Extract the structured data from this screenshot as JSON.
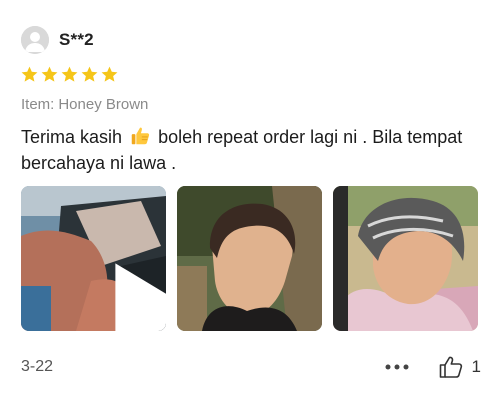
{
  "review": {
    "username": "S**2",
    "rating": 5,
    "max_rating": 5,
    "item_label": "Item:",
    "item_value": "Honey Brown",
    "text_before_emoji": "Terima kasih",
    "emoji_icon": "thumbs-up-emoji",
    "text_after_emoji": "boleh repeat order lagi ni . Bila tempat bercahaya ni lawa .",
    "media": [
      {
        "kind": "video",
        "icon": "play-icon"
      },
      {
        "kind": "photo"
      },
      {
        "kind": "photo"
      }
    ],
    "date": "3-22",
    "more_icon": "more-dots-icon",
    "like_icon": "thumbs-up-outline-icon",
    "like_count": "1"
  },
  "colors": {
    "star": "#f5c518",
    "muted_text": "#8a8a8a",
    "avatar_bg": "#d9d9d9"
  }
}
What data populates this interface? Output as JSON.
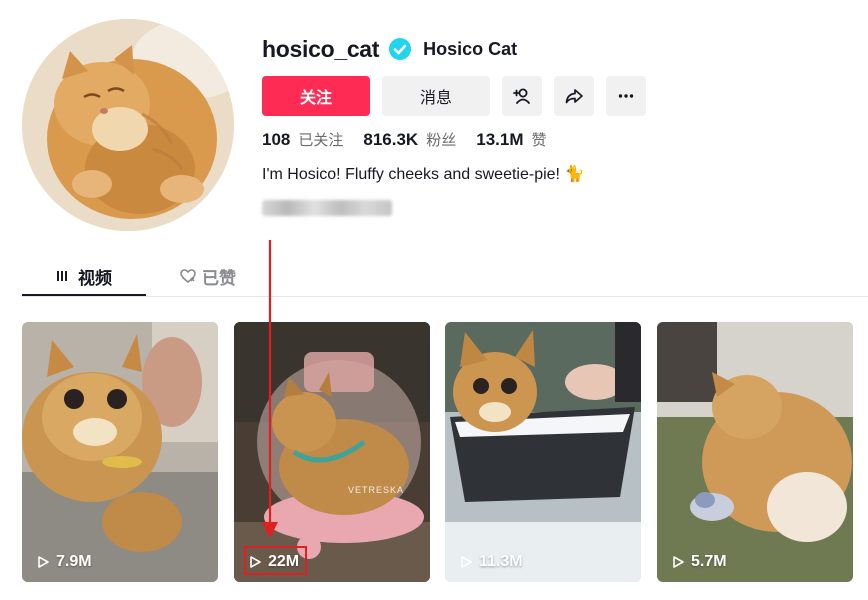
{
  "profile": {
    "username": "hosico_cat",
    "nickname": "Hosico Cat",
    "bio": "I'm Hosico! Fluffy cheeks and sweetie-pie! 🐈",
    "follow_label": "关注",
    "message_label": "消息"
  },
  "stats": {
    "following_count": "108",
    "following_label": "已关注",
    "followers_count": "816.3K",
    "followers_label": "粉丝",
    "likes_count": "13.1M",
    "likes_label": "赞"
  },
  "tabs": {
    "videos_label": "视频",
    "liked_label": "已赞"
  },
  "videos": [
    {
      "views": "7.9M"
    },
    {
      "views": "22M",
      "watermark": "VETRESKA"
    },
    {
      "views": "11.3M"
    },
    {
      "views": "5.7M"
    }
  ],
  "icons": {
    "verified": "verified-badge-icon",
    "add_friend": "add-friend-icon",
    "share": "share-icon",
    "more": "more-icon",
    "videos_tab": "grid-icon",
    "liked_tab": "heart-icon",
    "play": "play-icon"
  },
  "colors": {
    "follow_button": "#fe2c55",
    "verified_badge": "#20d5ec",
    "annotation": "#e02020"
  }
}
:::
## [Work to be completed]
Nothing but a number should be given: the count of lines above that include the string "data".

## [Exercise output]
2